### REQUIRED ACTION
Your output must match the records exactly, line for line.

### RECORDS SHOWN
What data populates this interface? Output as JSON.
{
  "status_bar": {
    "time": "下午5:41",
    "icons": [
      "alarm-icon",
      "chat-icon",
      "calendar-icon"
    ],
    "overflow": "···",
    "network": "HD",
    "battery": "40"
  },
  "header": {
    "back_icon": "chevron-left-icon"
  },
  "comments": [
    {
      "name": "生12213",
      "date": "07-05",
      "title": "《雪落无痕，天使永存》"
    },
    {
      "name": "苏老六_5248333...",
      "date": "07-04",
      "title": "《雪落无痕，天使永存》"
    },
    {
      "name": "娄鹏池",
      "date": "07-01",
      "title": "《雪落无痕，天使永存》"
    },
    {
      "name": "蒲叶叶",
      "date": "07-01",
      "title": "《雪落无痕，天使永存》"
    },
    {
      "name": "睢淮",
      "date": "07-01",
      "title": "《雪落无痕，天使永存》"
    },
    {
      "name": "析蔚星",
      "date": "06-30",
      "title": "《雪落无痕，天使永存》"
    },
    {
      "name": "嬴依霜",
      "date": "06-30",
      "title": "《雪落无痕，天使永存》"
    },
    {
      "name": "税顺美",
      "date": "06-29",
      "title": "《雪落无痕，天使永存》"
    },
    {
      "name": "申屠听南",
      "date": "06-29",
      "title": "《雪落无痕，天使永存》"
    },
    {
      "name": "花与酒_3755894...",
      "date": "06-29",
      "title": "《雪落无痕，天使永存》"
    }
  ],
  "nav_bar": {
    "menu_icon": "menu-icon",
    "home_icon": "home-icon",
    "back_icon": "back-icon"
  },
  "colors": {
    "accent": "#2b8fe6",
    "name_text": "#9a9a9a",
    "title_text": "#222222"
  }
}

### ANSWER TO THE PROBLEM
What data populates this interface? Output as JSON.
{
  "status_bar": {
    "time": "下午5:41",
    "icons": [
      "alarm-icon",
      "chat-icon",
      "calendar-icon"
    ],
    "overflow": "···",
    "network": "HD",
    "battery": "40"
  },
  "header": {
    "back_icon": "chevron-left-icon"
  },
  "comments": [
    {
      "name": "生12213",
      "date": "07-05",
      "title": "《雪落无痕，天使永存》"
    },
    {
      "name": "苏老六_5248333...",
      "date": "07-04",
      "title": "《雪落无痕，天使永存》"
    },
    {
      "name": "娄鹏池",
      "date": "07-01",
      "title": "《雪落无痕，天使永存》"
    },
    {
      "name": "蒲叶叶",
      "date": "07-01",
      "title": "《雪落无痕，天使永存》"
    },
    {
      "name": "睢淮",
      "date": "07-01",
      "title": "《雪落无痕，天使永存》"
    },
    {
      "name": "析蔚星",
      "date": "06-30",
      "title": "《雪落无痕，天使永存》"
    },
    {
      "name": "嬴依霜",
      "date": "06-30",
      "title": "《雪落无痕，天使永存》"
    },
    {
      "name": "税顺美",
      "date": "06-29",
      "title": "《雪落无痕，天使永存》"
    },
    {
      "name": "申屠听南",
      "date": "06-29",
      "title": "《雪落无痕，天使永存》"
    },
    {
      "name": "花与酒_3755894...",
      "date": "06-29",
      "title": "《雪落无痕，天使永存》"
    }
  ],
  "nav_bar": {
    "menu_icon": "menu-icon",
    "home_icon": "home-icon",
    "back_icon": "back-icon"
  },
  "colors": {
    "accent": "#2b8fe6",
    "name_text": "#9a9a9a",
    "title_text": "#222222"
  }
}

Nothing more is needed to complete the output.